Site Map - Hiring \ Employment Issues


- An employee who was fired after he was unable to obtain a security clearance may pursue a discrimination suit against his employer, according to a federal appeals court. The employee, who had been born in Iran, was fired even though his two non-Iranian coworkers were allowed to work after their clearances were rescinded.

Background Checks

- A bill ( H.R. 1331) introduced by Rep. Blaine Luetkemeyer (R-MO) would allow employers in the security and alarm monitoring business access to federal databases to conduct background checks on employees. Because state background screening requirements vary, employers would be able to conduct a federal criminal background check to ensure that employees have not been convicted of a felony within the previous 10 years. After completing a successful check, the employee would be given a federal ID card good for one year that could be used in any state. Under the bill, an employee would be allowed to dispute the findings and correct false information.

Millennials Could Dictate the Future of Employment Screening

- As the reins change hands from Generation X to Millennials over the next 20 years, the work force will be replaced by tech savvy security managers looking for fast, convenient, and portable solutions to employee background checks, says a background screening executive.

The Matrix Quandary

- Companies get into trouble when the rules they develop for their hiring-decision matrix are not well-conceived or legally defensible.

U.S. Congressional Legislation: Background Checks

- A bill (H.R. 321) introduced by Rep. Steve Cohen (D-TN) would make it illegal for employers to use the credit history of an applicant or employee in employment decisions. The prohibition stands even if the applicant or employee gives authorization for the use of credit information.

Elsewhere in the Courts: Background Checks

- A decision by a federal appeals court clarifies that a private employer may consider an applicant’s bankruptcy filings in hiring decisions. The plaintiff, who was not hired for a job because he had filed for bankruptcy seven years earlier, sued his prospective employers, claiming they had violated a federal law that prohibits the government from making hiring decisions based on bankruptcy status. The court noted that the private sector is not bound by the law.

State Legislation: Virginia: Background Checks

- A new law (formerly H.B. 690) in Virginia will require those who work with public transit services undergo a criminal background check. The law applies to employees hired directly by the government as well as those working through an independent contractor.

Unification: Not Just a Theory

- One global company was able to reduce costs and provide better service by replacing local suppliers with a single strategic security partner.

Morning Security Brief: Workplace Discrimination, Military Suicides, Privacy, and More

- School board group urges Supreme Court not to hold employers liable for good faith firing where discrimination turns out to have existed.

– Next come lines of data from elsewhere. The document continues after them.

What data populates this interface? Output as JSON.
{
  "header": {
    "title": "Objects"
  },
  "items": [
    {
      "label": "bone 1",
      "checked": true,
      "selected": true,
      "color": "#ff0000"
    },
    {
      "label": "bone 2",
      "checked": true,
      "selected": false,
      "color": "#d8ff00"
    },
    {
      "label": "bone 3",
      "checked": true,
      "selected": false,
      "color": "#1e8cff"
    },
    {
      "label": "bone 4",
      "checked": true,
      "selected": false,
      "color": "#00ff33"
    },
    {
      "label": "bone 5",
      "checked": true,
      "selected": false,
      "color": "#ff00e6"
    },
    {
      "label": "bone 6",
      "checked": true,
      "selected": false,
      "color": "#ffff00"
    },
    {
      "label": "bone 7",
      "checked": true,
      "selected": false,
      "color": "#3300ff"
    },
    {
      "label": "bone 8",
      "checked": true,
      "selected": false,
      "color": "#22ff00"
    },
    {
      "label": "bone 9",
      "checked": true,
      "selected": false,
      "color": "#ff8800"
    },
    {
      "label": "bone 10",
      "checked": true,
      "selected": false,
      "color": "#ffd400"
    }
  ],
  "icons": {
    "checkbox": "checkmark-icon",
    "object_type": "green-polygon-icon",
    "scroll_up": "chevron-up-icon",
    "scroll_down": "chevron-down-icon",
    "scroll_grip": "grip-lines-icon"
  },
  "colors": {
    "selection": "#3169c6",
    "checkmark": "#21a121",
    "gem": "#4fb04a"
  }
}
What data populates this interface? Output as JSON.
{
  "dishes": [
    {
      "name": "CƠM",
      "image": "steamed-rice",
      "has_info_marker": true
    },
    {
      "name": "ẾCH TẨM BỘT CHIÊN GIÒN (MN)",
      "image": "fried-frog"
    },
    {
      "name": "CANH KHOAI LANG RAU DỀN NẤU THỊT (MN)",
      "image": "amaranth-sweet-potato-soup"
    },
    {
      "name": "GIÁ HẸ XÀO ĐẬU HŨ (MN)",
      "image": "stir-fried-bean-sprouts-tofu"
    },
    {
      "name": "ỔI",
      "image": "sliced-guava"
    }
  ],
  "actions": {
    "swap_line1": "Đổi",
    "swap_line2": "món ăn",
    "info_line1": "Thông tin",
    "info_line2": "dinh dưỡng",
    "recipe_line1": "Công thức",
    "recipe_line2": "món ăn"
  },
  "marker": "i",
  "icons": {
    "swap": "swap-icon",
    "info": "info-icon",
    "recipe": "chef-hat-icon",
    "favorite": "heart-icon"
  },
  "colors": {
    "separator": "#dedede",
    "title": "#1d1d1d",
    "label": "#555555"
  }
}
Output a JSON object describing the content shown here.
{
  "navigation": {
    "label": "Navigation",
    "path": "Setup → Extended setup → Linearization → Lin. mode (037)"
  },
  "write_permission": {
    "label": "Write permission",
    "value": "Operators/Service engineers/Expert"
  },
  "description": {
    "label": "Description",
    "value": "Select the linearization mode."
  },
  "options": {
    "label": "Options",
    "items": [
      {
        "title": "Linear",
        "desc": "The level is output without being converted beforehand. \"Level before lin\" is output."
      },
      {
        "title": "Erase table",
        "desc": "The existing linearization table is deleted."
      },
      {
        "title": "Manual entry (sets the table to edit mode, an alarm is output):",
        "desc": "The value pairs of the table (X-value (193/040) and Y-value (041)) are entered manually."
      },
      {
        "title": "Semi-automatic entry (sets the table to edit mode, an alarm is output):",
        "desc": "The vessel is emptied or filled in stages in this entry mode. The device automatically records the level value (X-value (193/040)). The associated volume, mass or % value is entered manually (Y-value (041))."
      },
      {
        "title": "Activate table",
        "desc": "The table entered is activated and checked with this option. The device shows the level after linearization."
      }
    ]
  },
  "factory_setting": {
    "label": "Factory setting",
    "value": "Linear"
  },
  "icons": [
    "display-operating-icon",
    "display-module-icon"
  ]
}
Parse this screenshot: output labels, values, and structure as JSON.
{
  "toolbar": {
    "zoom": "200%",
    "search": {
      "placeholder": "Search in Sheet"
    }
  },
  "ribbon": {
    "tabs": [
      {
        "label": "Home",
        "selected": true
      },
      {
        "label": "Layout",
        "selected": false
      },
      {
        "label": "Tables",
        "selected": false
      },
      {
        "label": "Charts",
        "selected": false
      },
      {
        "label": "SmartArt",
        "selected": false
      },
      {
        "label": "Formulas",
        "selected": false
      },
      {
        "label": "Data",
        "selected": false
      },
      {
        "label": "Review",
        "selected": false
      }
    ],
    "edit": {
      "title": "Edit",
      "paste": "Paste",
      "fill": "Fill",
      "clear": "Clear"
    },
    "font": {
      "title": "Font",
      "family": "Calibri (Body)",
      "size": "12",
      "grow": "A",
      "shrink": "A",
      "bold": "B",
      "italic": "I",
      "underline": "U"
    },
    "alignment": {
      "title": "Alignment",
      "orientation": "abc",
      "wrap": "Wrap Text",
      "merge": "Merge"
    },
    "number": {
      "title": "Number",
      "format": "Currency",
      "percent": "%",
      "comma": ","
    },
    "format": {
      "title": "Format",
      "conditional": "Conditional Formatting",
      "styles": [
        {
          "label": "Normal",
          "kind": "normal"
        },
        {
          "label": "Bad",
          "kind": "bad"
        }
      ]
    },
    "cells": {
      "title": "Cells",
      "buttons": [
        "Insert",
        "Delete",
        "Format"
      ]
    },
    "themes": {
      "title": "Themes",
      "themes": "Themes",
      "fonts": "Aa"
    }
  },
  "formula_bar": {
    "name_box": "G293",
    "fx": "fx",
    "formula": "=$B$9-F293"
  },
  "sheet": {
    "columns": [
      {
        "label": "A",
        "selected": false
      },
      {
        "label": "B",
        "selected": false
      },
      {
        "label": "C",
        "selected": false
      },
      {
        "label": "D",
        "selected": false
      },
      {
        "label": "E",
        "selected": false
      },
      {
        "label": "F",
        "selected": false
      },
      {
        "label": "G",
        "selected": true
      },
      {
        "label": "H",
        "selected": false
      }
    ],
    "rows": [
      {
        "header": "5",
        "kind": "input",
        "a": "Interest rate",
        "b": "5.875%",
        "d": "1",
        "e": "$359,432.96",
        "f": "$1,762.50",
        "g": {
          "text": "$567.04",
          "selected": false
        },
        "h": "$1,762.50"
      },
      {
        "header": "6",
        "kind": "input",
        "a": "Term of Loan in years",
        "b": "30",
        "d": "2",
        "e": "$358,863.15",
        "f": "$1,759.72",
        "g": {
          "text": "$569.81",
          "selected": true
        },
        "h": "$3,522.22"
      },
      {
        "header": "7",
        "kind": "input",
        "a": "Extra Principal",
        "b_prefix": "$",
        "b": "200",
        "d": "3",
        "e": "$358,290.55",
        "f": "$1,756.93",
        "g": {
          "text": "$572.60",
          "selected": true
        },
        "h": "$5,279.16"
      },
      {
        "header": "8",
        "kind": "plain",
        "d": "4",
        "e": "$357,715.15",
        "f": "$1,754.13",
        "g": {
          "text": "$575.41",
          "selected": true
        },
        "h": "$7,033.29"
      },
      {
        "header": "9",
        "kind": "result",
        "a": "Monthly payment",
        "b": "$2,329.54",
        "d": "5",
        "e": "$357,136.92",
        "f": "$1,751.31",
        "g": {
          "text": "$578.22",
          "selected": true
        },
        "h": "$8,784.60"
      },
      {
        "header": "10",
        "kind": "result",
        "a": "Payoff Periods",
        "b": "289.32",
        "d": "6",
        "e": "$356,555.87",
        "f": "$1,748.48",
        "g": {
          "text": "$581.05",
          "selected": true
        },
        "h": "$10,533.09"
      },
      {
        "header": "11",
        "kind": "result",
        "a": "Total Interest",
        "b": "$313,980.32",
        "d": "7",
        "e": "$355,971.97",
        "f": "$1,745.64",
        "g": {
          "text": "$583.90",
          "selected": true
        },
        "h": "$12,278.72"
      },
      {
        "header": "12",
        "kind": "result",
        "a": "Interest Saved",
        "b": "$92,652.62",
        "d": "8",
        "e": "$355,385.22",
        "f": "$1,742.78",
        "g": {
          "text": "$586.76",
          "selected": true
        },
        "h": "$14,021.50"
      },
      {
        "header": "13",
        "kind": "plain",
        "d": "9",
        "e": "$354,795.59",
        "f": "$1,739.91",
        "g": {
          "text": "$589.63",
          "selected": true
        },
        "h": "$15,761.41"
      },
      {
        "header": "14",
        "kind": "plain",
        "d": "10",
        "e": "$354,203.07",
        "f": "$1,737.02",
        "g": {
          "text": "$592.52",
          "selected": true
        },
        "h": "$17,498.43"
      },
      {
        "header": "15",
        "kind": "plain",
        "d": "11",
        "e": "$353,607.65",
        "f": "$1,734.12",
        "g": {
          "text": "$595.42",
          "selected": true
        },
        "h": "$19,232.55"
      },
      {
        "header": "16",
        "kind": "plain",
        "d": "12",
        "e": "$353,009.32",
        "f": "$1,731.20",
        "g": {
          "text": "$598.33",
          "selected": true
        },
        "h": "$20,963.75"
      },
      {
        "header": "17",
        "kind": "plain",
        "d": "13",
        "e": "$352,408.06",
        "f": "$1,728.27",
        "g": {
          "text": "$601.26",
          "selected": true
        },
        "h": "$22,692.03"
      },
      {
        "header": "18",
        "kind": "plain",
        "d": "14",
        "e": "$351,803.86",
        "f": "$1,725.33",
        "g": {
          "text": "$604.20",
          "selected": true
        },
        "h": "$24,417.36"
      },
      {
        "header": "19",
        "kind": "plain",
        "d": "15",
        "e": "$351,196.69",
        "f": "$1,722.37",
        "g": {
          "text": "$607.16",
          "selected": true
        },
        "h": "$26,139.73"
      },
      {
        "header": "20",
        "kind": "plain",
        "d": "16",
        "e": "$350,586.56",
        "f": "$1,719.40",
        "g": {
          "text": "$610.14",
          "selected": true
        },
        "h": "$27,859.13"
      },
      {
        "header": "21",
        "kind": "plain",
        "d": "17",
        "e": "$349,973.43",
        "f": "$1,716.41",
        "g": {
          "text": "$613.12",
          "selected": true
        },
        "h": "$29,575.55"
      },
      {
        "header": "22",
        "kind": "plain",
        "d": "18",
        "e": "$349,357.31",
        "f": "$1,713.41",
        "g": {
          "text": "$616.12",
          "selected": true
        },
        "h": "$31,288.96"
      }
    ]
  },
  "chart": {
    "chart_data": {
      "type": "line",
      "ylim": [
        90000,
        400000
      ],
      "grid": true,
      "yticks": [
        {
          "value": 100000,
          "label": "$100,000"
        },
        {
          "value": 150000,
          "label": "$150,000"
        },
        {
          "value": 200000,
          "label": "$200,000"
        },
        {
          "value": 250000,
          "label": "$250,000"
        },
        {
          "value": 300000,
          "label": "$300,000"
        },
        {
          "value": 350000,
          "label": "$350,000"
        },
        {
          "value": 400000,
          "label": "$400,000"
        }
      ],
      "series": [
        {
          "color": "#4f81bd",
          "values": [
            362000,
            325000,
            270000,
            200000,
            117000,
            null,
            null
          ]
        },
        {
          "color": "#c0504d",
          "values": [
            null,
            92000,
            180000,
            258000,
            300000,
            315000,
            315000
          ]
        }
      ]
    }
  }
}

The National Guard grapples with suicides and seeks to increase mental resiliency of troops. Google sets up independent fund to promote privacy education as a part of a lawsuit settlement. And more.

EEOC Holds Hearing on Credit Checks and Employment

- The Equal Employment Opportunity Commission (EEOC) held a hearing to explore the use of credit checks in preemployment screening programs. The EEOC is investigating the issue to determine whether credit checks are creating an obstacle to employment in a poor economy, especially for minority applicants.

Median Compensation Up 6 percent for Security Professionals in 2010

- After dipping slightly in 2009, wages for security professionals are on the rise again, with median compensation for 2010 reaching $93,000, a 6 percent increase, according to the ASIS U.S. Security Salary Survey Results, 2010 . Respondents who had a Certified Protection Professional (CPP) certification earned a median $118,000 in 2010.

Inspector General Report Lists Crimes Committed by DHS Employees

- Drug and illegal alien smuggling. Bribes. Kickbacks. Possession of child pornography. Attempted child sex abuse. These are just some of the crimes employees of the Department of Homeland Security were convicted of in fiscal year 2009, according to an internal report released today.

Background Screening

- The U.S. Supreme Court has agreed to hear a background screening case in which 28 employees of the California Institute of Technology, under contract to do work for the National Aeronautics and Space Administration (NASA), have claimed that the government’s screening policy is too intrusive. The policy was implemented in 2004 under a government homeland security directive.

Beyond Print

SM Online

See all the latest links and resources that supplement the current issue of Security Management magazine.